== TASK TO COMPLETE ==
Scan the data below for the string "transfer". Copy every line where it appears.
*** Opening of STORED DATA ***
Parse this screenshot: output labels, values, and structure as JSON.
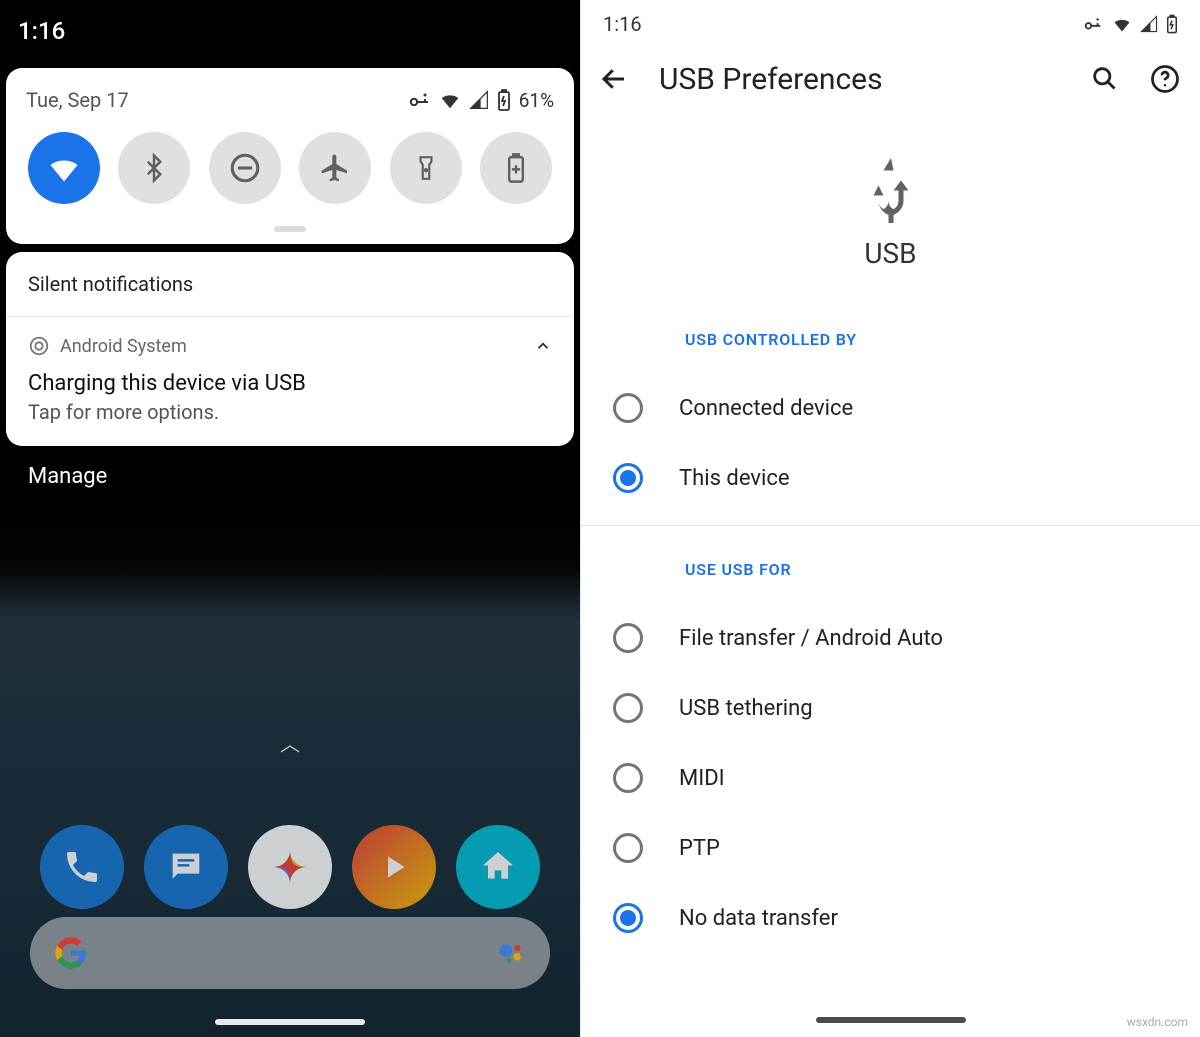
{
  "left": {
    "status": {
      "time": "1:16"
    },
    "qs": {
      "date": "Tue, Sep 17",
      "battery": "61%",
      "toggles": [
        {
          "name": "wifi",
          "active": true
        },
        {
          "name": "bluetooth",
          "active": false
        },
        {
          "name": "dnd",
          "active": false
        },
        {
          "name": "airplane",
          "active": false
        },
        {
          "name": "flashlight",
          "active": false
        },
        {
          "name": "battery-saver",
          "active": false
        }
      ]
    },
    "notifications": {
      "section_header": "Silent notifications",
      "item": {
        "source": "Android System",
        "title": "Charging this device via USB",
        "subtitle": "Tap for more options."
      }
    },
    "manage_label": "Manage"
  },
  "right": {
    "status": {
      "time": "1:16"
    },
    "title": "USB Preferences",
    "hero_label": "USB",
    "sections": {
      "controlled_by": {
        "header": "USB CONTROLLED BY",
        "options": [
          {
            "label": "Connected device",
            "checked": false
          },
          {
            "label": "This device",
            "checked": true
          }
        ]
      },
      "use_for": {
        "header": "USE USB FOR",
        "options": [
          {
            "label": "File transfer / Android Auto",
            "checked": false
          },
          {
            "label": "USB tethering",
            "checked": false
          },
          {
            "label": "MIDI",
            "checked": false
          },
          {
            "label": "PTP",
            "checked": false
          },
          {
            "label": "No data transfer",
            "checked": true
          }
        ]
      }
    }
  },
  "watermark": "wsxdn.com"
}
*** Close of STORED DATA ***
== REPLY ==
            "label": "File transfer / Android Auto",
            "label": "No data transfer",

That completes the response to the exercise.